▶ _Assignment_: Could you give the records below again exactly, without the pictures?

== Materials provided ==

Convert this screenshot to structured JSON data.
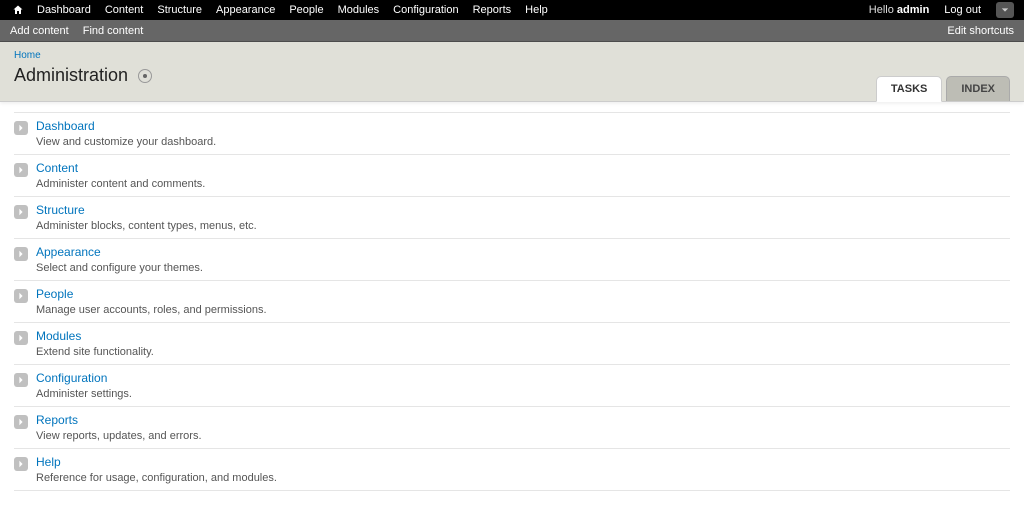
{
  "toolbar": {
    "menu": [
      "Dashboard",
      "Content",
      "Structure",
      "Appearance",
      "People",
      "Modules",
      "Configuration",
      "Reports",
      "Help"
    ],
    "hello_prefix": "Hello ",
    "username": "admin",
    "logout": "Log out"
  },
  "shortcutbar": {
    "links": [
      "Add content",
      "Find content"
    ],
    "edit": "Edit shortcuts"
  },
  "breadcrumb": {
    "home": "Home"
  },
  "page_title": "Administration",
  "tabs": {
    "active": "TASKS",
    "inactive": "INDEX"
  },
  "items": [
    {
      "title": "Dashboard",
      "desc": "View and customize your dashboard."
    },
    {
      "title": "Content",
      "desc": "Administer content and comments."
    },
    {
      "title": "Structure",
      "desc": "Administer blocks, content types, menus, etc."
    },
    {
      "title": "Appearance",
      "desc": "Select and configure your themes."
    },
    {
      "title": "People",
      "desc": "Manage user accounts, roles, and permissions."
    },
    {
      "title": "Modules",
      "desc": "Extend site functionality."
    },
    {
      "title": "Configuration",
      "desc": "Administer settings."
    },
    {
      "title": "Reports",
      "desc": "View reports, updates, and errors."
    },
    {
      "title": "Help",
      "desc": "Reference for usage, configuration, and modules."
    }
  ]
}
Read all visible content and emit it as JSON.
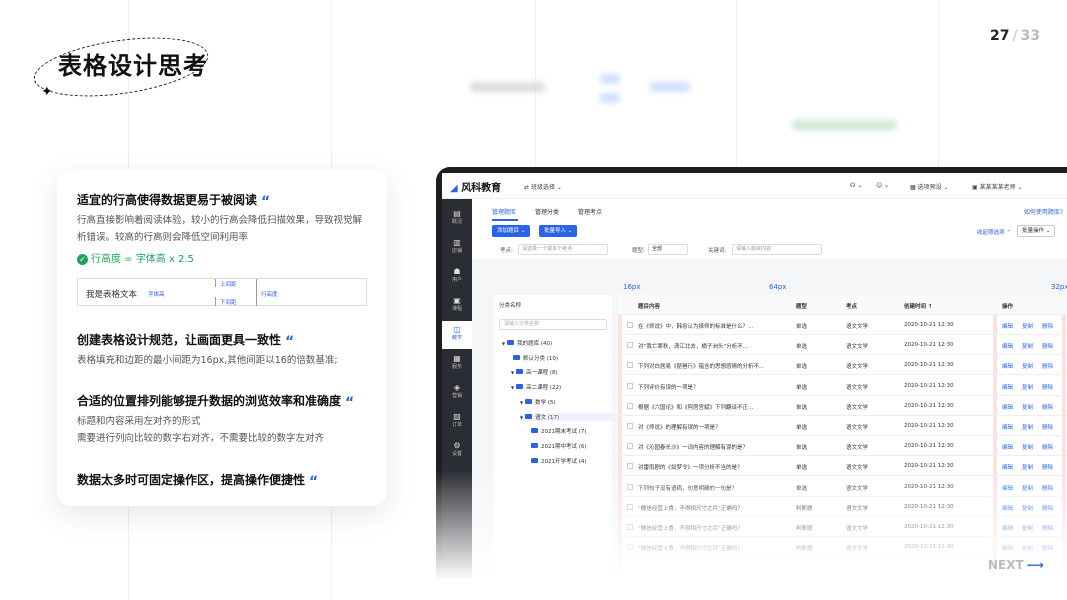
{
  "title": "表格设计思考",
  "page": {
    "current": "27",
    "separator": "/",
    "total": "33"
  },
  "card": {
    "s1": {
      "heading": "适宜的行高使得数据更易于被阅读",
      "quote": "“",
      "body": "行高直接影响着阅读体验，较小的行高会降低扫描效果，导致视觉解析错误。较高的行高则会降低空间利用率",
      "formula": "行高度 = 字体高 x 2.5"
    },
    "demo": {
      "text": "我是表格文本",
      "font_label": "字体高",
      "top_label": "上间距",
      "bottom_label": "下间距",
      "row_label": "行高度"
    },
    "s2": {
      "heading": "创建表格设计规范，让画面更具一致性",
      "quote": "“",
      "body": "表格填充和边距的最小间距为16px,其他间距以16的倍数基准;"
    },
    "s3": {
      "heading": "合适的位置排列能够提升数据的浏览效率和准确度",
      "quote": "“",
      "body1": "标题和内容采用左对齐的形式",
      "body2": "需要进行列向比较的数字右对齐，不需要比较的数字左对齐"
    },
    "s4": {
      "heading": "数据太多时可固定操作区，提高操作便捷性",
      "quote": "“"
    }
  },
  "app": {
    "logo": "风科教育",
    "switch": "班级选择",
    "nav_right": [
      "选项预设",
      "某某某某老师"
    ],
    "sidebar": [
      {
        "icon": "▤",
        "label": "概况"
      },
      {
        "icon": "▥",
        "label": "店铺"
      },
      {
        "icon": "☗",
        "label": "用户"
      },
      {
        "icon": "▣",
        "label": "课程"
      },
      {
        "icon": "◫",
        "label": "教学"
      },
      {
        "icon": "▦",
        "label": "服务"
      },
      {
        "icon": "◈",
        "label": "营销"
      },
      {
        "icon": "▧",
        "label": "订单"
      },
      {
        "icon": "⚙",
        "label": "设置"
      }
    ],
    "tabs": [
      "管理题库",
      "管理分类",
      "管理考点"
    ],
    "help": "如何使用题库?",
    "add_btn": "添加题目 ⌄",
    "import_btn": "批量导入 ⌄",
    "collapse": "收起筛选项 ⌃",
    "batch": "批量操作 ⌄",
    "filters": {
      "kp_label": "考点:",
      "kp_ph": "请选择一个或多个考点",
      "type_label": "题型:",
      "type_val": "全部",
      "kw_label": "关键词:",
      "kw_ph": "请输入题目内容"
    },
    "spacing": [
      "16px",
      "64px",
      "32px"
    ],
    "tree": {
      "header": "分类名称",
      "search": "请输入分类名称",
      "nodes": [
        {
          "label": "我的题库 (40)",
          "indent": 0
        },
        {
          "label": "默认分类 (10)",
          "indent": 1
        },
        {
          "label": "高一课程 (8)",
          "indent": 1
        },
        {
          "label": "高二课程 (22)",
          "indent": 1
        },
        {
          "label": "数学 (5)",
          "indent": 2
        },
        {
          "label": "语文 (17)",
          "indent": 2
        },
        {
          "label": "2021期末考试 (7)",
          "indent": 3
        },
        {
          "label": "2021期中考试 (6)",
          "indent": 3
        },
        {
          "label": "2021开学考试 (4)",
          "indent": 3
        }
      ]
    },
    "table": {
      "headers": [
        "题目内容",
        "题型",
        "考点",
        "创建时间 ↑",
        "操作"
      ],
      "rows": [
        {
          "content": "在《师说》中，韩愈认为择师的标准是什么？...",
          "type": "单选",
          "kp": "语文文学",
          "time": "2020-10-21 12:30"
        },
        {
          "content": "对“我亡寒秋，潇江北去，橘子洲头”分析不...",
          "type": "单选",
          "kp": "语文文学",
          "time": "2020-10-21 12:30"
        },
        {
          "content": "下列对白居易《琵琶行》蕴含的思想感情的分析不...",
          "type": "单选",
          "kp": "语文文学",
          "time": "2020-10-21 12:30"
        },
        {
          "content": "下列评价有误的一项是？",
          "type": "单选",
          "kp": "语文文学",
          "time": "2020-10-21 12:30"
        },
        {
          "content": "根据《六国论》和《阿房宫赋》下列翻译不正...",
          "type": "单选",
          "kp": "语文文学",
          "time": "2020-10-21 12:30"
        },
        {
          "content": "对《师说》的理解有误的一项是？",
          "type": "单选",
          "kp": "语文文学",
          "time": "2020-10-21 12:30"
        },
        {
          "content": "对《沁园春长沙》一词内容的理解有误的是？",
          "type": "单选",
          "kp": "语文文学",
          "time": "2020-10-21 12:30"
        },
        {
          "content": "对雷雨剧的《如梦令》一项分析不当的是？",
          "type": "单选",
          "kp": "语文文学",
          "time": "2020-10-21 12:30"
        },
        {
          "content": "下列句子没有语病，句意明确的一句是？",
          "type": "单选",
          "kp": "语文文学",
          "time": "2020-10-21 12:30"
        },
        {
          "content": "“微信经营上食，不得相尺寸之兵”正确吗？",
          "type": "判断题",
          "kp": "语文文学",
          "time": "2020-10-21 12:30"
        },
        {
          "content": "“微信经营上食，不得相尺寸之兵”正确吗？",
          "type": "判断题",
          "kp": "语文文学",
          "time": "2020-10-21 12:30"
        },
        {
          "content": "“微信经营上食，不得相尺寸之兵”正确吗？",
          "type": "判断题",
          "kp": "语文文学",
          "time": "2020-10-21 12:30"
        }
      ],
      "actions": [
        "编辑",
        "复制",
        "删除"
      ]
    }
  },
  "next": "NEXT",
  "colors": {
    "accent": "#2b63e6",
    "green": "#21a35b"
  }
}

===

▶ _Solution_:
Convert this screenshot to structured JSON data.
{
  "toolbar": {
    "menu": [
      "Dashboard",
      "Content",
      "Structure",
      "Appearance",
      "People",
      "Modules",
      "Configuration",
      "Reports",
      "Help"
    ],
    "hello_prefix": "Hello ",
    "username": "admin",
    "logout": "Log out"
  },
  "shortcutbar": {
    "links": [
      "Add content",
      "Find content"
    ],
    "edit": "Edit shortcuts"
  },
  "breadcrumb": {
    "home": "Home"
  },
  "page_title": "Administration",
  "tabs": {
    "active": "TASKS",
    "inactive": "INDEX"
  },
  "items": [
    {
      "title": "Dashboard",
      "desc": "View and customize your dashboard."
    },
    {
      "title": "Content",
      "desc": "Administer content and comments."
    },
    {
      "title": "Structure",
      "desc": "Administer blocks, content types, menus, etc."
    },
    {
      "title": "Appearance",
      "desc": "Select and configure your themes."
    },
    {
      "title": "People",
      "desc": "Manage user accounts, roles, and permissions."
    },
    {
      "title": "Modules",
      "desc": "Extend site functionality."
    },
    {
      "title": "Configuration",
      "desc": "Administer settings."
    },
    {
      "title": "Reports",
      "desc": "View reports, updates, and errors."
    },
    {
      "title": "Help",
      "desc": "Reference for usage, configuration, and modules."
    }
  ]
}
Read all visible content and emit it as JSON.
{
  "title": "表格设计思考",
  "page": {
    "current": "27",
    "separator": "/",
    "total": "33"
  },
  "card": {
    "s1": {
      "heading": "适宜的行高使得数据更易于被阅读",
      "quote": "“",
      "body": "行高直接影响着阅读体验，较小的行高会降低扫描效果，导致视觉解析错误。较高的行高则会降低空间利用率",
      "formula": "行高度 = 字体高 x 2.5"
    },
    "demo": {
      "text": "我是表格文本",
      "font_label": "字体高",
      "top_label": "上间距",
      "bottom_label": "下间距",
      "row_label": "行高度"
    },
    "s2": {
      "heading": "创建表格设计规范，让画面更具一致性",
      "quote": "“",
      "body": "表格填充和边距的最小间距为16px,其他间距以16的倍数基准;"
    },
    "s3": {
      "heading": "合适的位置排列能够提升数据的浏览效率和准确度",
      "quote": "“",
      "body1": "标题和内容采用左对齐的形式",
      "body2": "需要进行列向比较的数字右对齐，不需要比较的数字左对齐"
    },
    "s4": {
      "heading": "数据太多时可固定操作区，提高操作便捷性",
      "quote": "“"
    }
  },
  "app": {
    "logo": "风科教育",
    "switch": "班级选择",
    "nav_right": [
      "选项预设",
      "某某某某老师"
    ],
    "sidebar": [
      {
        "icon": "▤",
        "label": "概况"
      },
      {
        "icon": "▥",
        "label": "店铺"
      },
      {
        "icon": "☗",
        "label": "用户"
      },
      {
        "icon": "▣",
        "label": "课程"
      },
      {
        "icon": "◫",
        "label": "教学"
      },
      {
        "icon": "▦",
        "label": "服务"
      },
      {
        "icon": "◈",
        "label": "营销"
      },
      {
        "icon": "▧",
        "label": "订单"
      },
      {
        "icon": "⚙",
        "label": "设置"
      }
    ],
    "tabs": [
      "管理题库",
      "管理分类",
      "管理考点"
    ],
    "help": "如何使用题库?",
    "add_btn": "添加题目 ⌄",
    "import_btn": "批量导入 ⌄",
    "collapse": "收起筛选项 ⌃",
    "batch": "批量操作 ⌄",
    "filters": {
      "kp_label": "考点:",
      "kp_ph": "请选择一个或多个考点",
      "type_label": "题型:",
      "type_val": "全部",
      "kw_label": "关键词:",
      "kw_ph": "请输入题目内容"
    },
    "spacing": [
      "16px",
      "64px",
      "32px"
    ],
    "tree": {
      "header": "分类名称",
      "search": "请输入分类名称",
      "nodes": [
        {
          "label": "我的题库 (40)",
          "indent": 0
        },
        {
          "label": "默认分类 (10)",
          "indent": 1
        },
        {
          "label": "高一课程 (8)",
          "indent": 1
        },
        {
          "label": "高二课程 (22)",
          "indent": 1
        },
        {
          "label": "数学 (5)",
          "indent": 2
        },
        {
          "label": "语文 (17)",
          "indent": 2
        },
        {
          "label": "2021期末考试 (7)",
          "indent": 3
        },
        {
          "label": "2021期中考试 (6)",
          "indent": 3
        },
        {
          "label": "2021开学考试 (4)",
          "indent": 3
        }
      ]
    },
    "table": {
      "headers": [
        "题目内容",
        "题型",
        "考点",
        "创建时间 ↑",
        "操作"
      ],
      "rows": [
        {
          "content": "在《师说》中，韩愈认为择师的标准是什么？...",
          "type": "单选",
          "kp": "语文文学",
          "time": "2020-10-21 12:30"
        },
        {
          "content": "对“我亡寒秋，潇江北去，橘子洲头”分析不...",
          "type": "单选",
          "kp": "语文文学",
          "time": "2020-10-21 12:30"
        },
        {
          "content": "下列对白居易《琵琶行》蕴含的思想感情的分析不...",
          "type": "单选",
          "kp": "语文文学",
          "time": "2020-10-21 12:30"
        },
        {
          "content": "下列评价有误的一项是？",
          "type": "单选",
          "kp": "语文文学",
          "time": "2020-10-21 12:30"
        },
        {
          "content": "根据《六国论》和《阿房宫赋》下列翻译不正...",
          "type": "单选",
          "kp": "语文文学",
          "time": "2020-10-21 12:30"
        },
        {
          "content": "对《师说》的理解有误的一项是？",
          "type": "单选",
          "kp": "语文文学",
          "time": "2020-10-21 12:30"
        },
        {
          "content": "对《沁园春长沙》一词内容的理解有误的是？",
          "type": "单选",
          "kp": "语文文学",
          "time": "2020-10-21 12:30"
        },
        {
          "content": "对雷雨剧的《如梦令》一项分析不当的是？",
          "type": "单选",
          "kp": "语文文学",
          "time": "2020-10-21 12:30"
        },
        {
          "content": "下列句子没有语病，句意明确的一句是？",
          "type": "单选",
          "kp": "语文文学",
          "time": "2020-10-21 12:30"
        },
        {
          "content": "“微信经营上食，不得相尺寸之兵”正确吗？",
          "type": "判断题",
          "kp": "语文文学",
          "time": "2020-10-21 12:30"
        },
        {
          "content": "“微信经营上食，不得相尺寸之兵”正确吗？",
          "type": "判断题",
          "kp": "语文文学",
          "time": "2020-10-21 12:30"
        },
        {
          "content": "“微信经营上食，不得相尺寸之兵”正确吗？",
          "type": "判断题",
          "kp": "语文文学",
          "time": "2020-10-21 12:30"
        }
      ],
      "actions": [
        "编辑",
        "复制",
        "删除"
      ]
    }
  },
  "next": "NEXT",
  "colors": {
    "accent": "#2b63e6",
    "green": "#21a35b"
  }
}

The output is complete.